Next day, not having tickets for the World Cup opener, I attempted to get to the fan zone to watch the match outside the Al Bayt stadium, which has 60,000 seats for spectators and around 1,000 for media and is inspired by the sight of tents in the desert, or so I am told.

Lots of the sports broadcasters are staying at my hotel and, while happy to engage in a bit of pre-match banter, they seemed a little underwhelmed by Qatar v Ecuador. Still, there are 63 matches to go, ladies and gentlemen.

My early attempts to join the fan zone fun were thwarted by the fact that security is super strict, making movement by vehicle impossible, and I could not work up the enthusiasm to walk miles to get a pint of American beer at a cost of £11.

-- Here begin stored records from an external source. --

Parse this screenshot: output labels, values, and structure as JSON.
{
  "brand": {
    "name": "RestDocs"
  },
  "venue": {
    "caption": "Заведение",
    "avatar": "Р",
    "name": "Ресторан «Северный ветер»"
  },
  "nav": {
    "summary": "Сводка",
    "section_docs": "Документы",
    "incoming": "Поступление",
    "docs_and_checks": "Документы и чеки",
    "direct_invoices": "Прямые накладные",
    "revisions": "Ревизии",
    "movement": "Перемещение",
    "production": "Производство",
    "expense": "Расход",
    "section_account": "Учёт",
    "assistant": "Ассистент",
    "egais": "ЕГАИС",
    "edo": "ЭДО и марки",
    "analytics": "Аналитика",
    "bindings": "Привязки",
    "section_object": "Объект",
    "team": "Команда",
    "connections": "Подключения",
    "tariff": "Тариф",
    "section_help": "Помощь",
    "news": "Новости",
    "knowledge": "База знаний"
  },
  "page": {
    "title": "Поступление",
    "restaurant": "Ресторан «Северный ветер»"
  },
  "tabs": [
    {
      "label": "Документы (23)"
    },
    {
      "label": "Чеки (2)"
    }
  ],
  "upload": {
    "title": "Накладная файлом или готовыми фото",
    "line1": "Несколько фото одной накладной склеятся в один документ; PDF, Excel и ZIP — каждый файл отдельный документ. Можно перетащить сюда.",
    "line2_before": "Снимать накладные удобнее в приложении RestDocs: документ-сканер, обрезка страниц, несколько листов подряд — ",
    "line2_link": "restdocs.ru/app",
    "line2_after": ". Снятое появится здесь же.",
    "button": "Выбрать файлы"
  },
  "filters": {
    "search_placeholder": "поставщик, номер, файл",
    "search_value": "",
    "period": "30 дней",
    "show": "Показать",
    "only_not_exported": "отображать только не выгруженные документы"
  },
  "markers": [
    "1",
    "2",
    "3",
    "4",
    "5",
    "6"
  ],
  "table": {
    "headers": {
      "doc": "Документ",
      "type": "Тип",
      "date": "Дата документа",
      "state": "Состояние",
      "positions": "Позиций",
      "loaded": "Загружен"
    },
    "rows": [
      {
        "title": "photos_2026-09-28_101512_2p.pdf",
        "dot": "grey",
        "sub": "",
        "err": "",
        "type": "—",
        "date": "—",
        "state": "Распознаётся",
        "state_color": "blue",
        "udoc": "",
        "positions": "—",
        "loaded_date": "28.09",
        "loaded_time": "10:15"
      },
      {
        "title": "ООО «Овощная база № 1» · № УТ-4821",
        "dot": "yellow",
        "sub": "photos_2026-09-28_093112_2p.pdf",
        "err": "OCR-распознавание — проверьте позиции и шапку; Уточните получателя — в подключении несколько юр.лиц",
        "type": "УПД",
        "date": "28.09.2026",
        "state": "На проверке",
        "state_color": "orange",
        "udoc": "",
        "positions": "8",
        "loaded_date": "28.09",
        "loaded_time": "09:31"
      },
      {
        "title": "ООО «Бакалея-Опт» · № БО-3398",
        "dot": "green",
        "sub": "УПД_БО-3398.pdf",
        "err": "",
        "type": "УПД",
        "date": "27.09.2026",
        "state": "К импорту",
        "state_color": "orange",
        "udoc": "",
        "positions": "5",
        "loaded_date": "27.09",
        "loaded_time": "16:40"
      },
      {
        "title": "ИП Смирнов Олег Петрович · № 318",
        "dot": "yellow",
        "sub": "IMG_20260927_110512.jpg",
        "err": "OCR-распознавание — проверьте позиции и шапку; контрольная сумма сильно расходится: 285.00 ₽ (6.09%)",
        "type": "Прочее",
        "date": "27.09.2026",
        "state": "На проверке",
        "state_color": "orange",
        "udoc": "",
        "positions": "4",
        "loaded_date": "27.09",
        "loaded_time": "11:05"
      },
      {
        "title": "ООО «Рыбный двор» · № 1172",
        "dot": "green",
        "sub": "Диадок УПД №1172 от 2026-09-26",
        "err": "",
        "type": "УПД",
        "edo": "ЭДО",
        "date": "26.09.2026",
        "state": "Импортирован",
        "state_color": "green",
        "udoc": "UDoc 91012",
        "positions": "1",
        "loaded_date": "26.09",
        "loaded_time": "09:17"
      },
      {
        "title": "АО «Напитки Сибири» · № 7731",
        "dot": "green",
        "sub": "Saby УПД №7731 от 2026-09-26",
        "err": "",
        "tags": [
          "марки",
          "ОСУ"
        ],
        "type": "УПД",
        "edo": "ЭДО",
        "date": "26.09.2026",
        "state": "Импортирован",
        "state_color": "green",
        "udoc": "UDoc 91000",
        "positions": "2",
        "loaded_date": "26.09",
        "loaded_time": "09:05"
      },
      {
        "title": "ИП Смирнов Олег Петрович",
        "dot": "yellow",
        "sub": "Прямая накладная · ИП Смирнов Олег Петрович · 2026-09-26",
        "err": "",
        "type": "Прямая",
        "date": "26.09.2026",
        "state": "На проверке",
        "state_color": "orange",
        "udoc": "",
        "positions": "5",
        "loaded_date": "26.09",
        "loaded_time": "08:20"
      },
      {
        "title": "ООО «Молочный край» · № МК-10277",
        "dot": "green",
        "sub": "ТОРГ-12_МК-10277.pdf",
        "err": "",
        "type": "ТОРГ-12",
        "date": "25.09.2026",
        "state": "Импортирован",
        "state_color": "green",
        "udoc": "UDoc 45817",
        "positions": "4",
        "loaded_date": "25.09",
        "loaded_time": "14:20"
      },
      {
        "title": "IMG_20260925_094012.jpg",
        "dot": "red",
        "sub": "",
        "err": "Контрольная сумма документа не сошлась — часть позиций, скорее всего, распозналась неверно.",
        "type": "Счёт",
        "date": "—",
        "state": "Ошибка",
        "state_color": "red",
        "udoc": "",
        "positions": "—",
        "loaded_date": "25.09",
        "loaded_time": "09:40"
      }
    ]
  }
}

So my initial impressions are that the geography of Doha makes any sort of creation of big-event atmosphere difficult, the country is working hard at being hospitable but travel in and around the stadium is going to present a challenge.

But also it is early days… I return to Doha next weekend with my tickets for the England matches. Then I will get to view the stadium as a fan.

Richard Steer is chair of Gleeds Worldwide